SALT LAKE CITY (AP) — Abortion clinics would be required to cremate or bury fetal remains and women would have to get an ultrasound before the procedure under proposals approved by lawmakers in Utah this week, over objections that the new rules would erode access to abortion.
The Legislature on Friday passed the bill regulating the disposal of the fetal remains after a miscarriage or abortion. Republican sponsor Curt Bramble said in a statement the requirements will ensure dignified treatment, choices for parents and space to grieve if needed. Opponents argue the rules are aimed at stigmatizing abortion and can be costly for clinics or hospitals. Similar bills have been proposed in several other states.
It now goes to GOP Gov. Gary Herbert for his signature.
The ultrasound bill would require a technician to display images and make the fetal heartbeat audible for each woman. Republican sponsor Rep. Steve Christiansen said those steps could make a woman choose not to have an abortion.
“When a woman sees live video of the baby that’s within her womb and hears a heartbeat … logic would say that many women are going to choose life,” he said Thursday. His proposal is modeled after a similar law in Kentucky that the U.S. Supreme Court allowed to stand in December.
The Utah bill states a woman can look away or ask the volume of the heartbeat be turned down, but physicians who perform an abortion without an ultrasound could face fines starting at up to $100,000.
It passed the Utah House on Thursday over the objections of Democrats like Rep. Suzanne Harrison, who said it would force doctors to “perform completely unnecessary tests, which, actually in this case, can potentially increase harm to the fetus.” It now moves to the Senate.
Lawmakers are also considering another proposal to ban abortions completely, with exceptions for rape and serious risk to the health of the mother. If passed, that plan has a so-called trigger clause and would only go into effect if the Supreme Court overturns Roe v. Wade, the decision that legalized abortion.

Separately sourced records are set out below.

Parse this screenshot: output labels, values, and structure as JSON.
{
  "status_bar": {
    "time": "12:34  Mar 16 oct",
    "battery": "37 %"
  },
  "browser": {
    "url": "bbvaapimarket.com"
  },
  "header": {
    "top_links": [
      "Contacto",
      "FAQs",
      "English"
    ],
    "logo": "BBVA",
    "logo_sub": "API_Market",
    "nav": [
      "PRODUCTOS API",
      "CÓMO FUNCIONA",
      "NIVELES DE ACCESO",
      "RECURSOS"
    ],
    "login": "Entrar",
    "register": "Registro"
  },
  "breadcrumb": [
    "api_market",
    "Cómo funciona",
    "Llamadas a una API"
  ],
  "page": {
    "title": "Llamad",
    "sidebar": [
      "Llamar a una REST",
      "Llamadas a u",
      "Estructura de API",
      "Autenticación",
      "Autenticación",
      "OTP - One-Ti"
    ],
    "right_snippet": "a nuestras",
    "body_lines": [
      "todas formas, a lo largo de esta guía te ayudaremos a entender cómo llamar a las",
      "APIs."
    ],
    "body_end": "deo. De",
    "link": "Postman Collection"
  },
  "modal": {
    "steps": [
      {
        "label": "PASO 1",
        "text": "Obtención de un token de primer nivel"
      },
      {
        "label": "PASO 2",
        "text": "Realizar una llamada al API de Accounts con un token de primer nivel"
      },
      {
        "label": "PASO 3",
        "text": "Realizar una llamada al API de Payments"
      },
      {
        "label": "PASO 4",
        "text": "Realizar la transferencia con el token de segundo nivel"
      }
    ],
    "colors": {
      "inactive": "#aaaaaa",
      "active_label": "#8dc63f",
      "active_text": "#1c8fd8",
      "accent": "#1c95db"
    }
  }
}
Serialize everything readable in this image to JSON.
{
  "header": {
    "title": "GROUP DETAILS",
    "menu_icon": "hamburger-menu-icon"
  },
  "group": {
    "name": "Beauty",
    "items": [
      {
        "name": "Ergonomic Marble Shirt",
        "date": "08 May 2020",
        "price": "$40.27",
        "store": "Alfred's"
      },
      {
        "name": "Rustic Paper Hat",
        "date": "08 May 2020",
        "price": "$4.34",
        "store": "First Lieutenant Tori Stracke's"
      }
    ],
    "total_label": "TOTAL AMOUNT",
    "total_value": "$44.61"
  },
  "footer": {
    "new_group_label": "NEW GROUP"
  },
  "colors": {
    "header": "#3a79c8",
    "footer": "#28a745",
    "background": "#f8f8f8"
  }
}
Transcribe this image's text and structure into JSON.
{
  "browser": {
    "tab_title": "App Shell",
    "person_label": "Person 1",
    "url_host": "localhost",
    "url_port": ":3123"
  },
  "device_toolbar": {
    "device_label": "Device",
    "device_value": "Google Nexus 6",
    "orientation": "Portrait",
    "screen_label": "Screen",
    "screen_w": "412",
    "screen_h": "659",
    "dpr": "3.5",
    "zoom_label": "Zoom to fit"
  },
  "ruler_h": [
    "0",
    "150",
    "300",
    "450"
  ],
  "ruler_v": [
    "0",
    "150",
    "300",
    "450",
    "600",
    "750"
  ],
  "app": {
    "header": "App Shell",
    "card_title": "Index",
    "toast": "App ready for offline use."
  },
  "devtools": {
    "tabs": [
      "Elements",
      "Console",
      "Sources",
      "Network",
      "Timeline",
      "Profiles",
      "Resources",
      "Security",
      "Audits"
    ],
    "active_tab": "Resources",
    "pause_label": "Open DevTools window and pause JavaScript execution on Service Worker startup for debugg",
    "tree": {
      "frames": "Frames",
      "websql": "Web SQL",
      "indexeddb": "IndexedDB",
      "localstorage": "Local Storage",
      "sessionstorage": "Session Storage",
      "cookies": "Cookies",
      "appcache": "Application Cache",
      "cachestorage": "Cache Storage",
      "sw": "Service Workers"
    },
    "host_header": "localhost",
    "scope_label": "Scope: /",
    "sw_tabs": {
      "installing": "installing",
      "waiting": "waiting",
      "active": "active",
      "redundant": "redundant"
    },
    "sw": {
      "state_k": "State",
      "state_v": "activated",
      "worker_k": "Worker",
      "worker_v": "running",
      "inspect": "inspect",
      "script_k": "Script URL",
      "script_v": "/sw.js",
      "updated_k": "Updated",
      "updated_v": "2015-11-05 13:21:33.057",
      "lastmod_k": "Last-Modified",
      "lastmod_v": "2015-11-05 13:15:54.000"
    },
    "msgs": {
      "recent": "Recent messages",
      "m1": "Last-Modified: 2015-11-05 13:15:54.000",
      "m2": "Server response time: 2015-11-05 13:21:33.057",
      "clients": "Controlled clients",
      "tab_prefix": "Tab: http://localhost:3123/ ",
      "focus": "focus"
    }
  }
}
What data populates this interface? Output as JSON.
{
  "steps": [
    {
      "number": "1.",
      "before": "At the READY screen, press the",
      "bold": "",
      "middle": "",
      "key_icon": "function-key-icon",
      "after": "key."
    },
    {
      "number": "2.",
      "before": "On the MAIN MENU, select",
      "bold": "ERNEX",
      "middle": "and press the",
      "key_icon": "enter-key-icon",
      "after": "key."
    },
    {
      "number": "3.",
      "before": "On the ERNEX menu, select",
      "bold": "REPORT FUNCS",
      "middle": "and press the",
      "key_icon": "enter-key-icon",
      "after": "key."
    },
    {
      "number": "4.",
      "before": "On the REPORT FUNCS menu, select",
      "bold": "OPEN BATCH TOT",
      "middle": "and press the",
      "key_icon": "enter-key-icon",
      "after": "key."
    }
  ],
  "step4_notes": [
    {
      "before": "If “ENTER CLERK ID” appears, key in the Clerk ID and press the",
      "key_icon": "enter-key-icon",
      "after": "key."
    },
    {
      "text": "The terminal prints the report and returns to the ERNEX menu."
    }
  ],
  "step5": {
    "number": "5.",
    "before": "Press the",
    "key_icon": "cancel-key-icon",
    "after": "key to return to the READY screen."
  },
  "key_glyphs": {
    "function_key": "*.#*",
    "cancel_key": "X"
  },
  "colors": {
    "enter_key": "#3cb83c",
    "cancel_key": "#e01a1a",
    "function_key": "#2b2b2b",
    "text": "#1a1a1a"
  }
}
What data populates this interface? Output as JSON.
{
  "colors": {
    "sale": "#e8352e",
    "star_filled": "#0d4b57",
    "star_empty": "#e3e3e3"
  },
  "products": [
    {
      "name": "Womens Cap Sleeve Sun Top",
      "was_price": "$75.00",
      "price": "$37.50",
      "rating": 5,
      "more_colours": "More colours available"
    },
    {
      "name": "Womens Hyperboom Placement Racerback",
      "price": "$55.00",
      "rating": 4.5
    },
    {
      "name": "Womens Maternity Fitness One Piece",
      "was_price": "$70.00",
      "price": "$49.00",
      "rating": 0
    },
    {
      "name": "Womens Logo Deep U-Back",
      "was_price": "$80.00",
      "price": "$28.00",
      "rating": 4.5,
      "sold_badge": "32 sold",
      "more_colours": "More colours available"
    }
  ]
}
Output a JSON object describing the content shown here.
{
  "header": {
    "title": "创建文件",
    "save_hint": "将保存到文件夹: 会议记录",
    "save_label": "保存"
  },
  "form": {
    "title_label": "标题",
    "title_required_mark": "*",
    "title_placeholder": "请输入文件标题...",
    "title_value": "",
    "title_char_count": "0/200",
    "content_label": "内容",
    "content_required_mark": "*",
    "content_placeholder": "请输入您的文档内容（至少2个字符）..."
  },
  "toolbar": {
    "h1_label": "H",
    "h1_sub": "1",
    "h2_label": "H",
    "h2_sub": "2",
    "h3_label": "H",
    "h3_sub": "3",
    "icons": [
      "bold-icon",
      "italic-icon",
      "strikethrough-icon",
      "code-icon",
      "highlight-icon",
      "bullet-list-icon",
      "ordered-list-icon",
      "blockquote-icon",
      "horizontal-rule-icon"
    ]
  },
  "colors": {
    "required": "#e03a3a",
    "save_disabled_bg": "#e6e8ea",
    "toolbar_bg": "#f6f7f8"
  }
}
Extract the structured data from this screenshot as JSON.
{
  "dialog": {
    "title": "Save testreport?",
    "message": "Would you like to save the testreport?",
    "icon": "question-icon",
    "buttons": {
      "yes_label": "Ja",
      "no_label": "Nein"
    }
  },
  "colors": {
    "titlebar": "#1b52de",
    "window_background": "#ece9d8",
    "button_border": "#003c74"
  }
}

Abortion opponents around the country are hopeful new conservatives on the Supreme Court would reconsider the 1974 ruling. Alabama passed a near-total ban on abortions last year, and several states passed bans after a heartbeat is detected, around six weeks. None have gone into effect.